Unfortunately, there were men in the new world of a sterner faith than these Maypole worshippers. Not far from Merry Mount was a settlement of Puritans, most dismal wretches, who said their prayers before daylight, and then wrought in the forest or the corn-field till evening made it prayer time again. Their weapons were always at hand to shoot down the straggling savage. When they met in conclave, it was never to keep up the old English mirth, but to hear sermons three hours long, or to proclaim bounties on the heads of wolves and the scalps of Indians. Their festivals were fast days, and their chief pastime the singing of psalms. Wo to the youth or maiden who did but dream of a dance! The selectman nodded to the constable; and there sat the light-heeled reprobate in the stocks; or if he danced, it was round the whipping-post, which might be termed the Puritan Maypole.**Twice Told Tales by Nathaniel Hawthorne, The Maypole of Merry Mount
After the good people of Plymouth devastated and looted the colony, the founder of Mount Wollastan (Merry Mount was the Puritan name given the place) was dragged to Plymouth, placed in the stocks and given a mock trial after which he was marooned on the Isle of Shoals.
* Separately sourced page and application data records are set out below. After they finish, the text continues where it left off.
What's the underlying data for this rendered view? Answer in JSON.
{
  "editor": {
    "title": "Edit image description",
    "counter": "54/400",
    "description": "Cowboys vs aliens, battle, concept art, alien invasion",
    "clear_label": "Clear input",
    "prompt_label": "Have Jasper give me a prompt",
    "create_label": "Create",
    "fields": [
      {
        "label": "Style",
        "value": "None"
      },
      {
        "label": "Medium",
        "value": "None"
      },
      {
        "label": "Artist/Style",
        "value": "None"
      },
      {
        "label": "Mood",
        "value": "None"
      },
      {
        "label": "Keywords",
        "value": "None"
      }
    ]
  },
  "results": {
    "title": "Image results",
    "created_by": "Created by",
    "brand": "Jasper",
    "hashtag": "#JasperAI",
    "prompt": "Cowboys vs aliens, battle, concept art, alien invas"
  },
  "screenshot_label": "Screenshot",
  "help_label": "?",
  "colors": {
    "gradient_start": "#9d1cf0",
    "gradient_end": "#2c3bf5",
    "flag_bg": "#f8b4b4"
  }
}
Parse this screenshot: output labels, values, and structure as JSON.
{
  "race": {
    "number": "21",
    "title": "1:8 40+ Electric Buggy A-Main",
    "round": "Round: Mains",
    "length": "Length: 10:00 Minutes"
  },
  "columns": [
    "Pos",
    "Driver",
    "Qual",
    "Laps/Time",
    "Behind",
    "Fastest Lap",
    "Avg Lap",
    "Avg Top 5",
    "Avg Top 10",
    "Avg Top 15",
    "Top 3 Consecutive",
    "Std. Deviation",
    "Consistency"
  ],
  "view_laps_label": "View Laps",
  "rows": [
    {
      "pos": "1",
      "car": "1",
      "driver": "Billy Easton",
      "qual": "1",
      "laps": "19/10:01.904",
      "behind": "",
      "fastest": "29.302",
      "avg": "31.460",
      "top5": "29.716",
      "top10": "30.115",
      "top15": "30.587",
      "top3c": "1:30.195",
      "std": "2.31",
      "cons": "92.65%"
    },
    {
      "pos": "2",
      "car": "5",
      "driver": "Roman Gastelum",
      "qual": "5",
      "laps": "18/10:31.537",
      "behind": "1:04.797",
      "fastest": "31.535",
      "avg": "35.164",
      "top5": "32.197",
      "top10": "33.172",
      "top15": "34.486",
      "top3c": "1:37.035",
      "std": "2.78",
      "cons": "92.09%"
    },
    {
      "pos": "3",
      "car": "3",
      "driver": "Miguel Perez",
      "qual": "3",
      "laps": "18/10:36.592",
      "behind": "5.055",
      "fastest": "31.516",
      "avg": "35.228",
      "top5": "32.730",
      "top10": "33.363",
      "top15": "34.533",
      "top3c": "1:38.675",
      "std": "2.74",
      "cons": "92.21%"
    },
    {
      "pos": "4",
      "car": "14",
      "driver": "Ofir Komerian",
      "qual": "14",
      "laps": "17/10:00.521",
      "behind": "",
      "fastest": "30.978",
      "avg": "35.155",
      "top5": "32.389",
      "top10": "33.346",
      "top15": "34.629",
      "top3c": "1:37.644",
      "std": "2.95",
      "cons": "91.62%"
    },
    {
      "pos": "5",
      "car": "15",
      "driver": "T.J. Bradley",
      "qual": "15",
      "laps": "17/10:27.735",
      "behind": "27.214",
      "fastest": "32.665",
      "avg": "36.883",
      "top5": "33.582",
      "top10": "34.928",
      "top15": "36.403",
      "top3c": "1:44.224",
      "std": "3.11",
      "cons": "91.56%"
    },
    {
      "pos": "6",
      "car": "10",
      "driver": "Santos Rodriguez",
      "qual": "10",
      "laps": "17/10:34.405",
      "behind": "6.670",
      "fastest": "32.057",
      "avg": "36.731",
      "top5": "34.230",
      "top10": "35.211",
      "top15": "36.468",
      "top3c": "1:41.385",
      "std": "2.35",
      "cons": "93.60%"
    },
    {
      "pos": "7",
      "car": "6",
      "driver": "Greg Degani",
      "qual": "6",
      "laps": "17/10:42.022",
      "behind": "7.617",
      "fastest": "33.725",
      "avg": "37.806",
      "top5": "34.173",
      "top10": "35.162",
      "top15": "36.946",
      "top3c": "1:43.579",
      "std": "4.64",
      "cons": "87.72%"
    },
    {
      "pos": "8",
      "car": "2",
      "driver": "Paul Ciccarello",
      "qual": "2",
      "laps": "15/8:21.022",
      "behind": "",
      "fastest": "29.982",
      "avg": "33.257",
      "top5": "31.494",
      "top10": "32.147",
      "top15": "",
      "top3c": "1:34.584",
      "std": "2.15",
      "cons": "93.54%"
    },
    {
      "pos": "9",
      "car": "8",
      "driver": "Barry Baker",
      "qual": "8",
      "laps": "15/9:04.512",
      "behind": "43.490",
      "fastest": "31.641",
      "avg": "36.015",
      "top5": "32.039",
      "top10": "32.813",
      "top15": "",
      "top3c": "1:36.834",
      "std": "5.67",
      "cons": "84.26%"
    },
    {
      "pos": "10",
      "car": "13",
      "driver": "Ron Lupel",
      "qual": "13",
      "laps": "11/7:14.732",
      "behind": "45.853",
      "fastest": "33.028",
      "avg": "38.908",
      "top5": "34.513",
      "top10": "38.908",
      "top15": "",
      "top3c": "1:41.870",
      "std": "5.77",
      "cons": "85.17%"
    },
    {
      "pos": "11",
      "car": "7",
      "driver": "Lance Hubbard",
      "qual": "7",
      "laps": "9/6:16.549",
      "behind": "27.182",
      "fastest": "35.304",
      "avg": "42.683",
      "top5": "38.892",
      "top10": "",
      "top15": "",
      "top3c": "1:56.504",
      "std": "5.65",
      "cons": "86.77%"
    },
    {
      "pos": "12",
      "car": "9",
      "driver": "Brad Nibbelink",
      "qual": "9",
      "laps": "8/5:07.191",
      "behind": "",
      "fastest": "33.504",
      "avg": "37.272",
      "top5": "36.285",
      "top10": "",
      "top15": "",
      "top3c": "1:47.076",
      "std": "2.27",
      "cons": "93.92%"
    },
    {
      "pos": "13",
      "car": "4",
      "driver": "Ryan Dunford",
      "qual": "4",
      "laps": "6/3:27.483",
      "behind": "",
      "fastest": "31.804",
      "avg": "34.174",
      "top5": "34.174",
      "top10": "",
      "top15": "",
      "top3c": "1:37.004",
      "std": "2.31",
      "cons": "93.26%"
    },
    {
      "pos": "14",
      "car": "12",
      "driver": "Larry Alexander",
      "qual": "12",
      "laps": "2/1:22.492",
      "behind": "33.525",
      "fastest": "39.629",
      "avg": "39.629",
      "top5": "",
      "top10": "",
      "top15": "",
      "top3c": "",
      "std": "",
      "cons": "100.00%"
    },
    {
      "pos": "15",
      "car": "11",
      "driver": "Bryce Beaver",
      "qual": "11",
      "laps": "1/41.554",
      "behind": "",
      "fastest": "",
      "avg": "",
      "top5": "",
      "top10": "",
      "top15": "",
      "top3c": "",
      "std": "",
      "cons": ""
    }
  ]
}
Oddly enough, that is the very place that the good people of somewhere elected to build a monument to the first Englishman to land upon the Isles, Captain John Smith (yes, the Pocahontas one).
|This stereo view picture of the monument is taken from: seacoastnh.com|
By the way, when viewed with a stereoscope, the picture above leaps into 3D just like the movies!